Wahbe said Highspot is following the lead of existing Internet solutions like Google, Amazon and Pinterest. "They all use similar pioneer techniques to connect people with information–they use machine learning," he said. "Compare those Internet solutions to existing enterprise search solutions for business. They don't use machine learning, they use tags. However, tags get less and less correct and less and less relevant over time."
The Highspot approach to enterprise search is based on four pillars: to leverage approachable consumer user experiences, to build a comprehensive knowledge graph, to increase relevance through machine learning, and to deliver it all as a modern cloud service.
"To effectively 'know what you know,' Highspot must cast the broadest possible net for information, and gracefully incorporate content wherever it is created, whatever its type, and wherever it is consumed," Wahbe said in his post. "We are committed to integrate with information wherever it resides, including widely used platforms such as Office 365, Google Apps, Box, Dropbox, and Salesforce as well as information types as diverse as documents, presentations, spreadsheets, images, videos, audio, news feeds and news alerts."
Highspot leverages familiar consumer Web experiences and it increases relevance through advanced machine learning. The machine learning platform delivers highly relevant results that get even more relevant over time, Wahbe said.

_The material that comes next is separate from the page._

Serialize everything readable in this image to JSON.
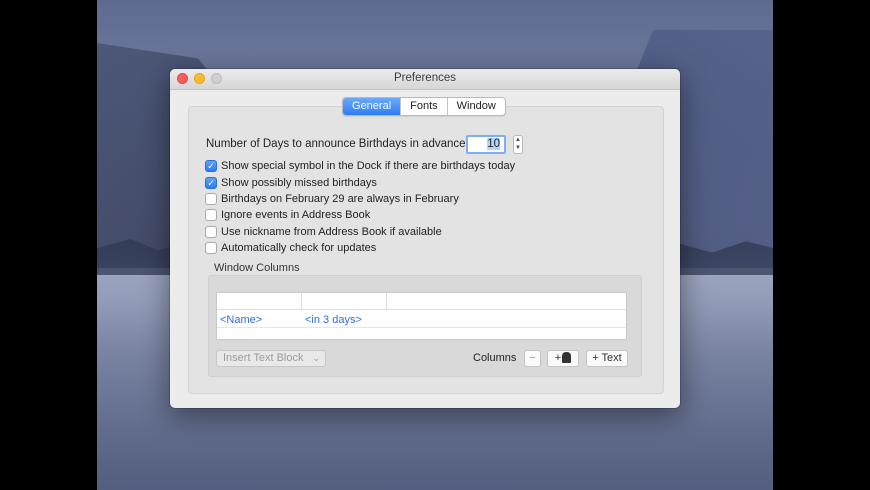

With machine learning, as people use Highspot the knowledge graph
gets smarter. Highspot enables users to organize information in "Spots," which are collections of related content. "Spots are the main ways we organize knowledge," Wahbe said.
The Highspot knowledge graph represents all people and all items in an organization and all the relationships between them. The knowledge graph factors in observed facts such as geography, views, likes and follows, as well as learned facts such as influence, similarity, trending and interest, Viola said.
"I try to put things in front of you that will be of value to you," he noted.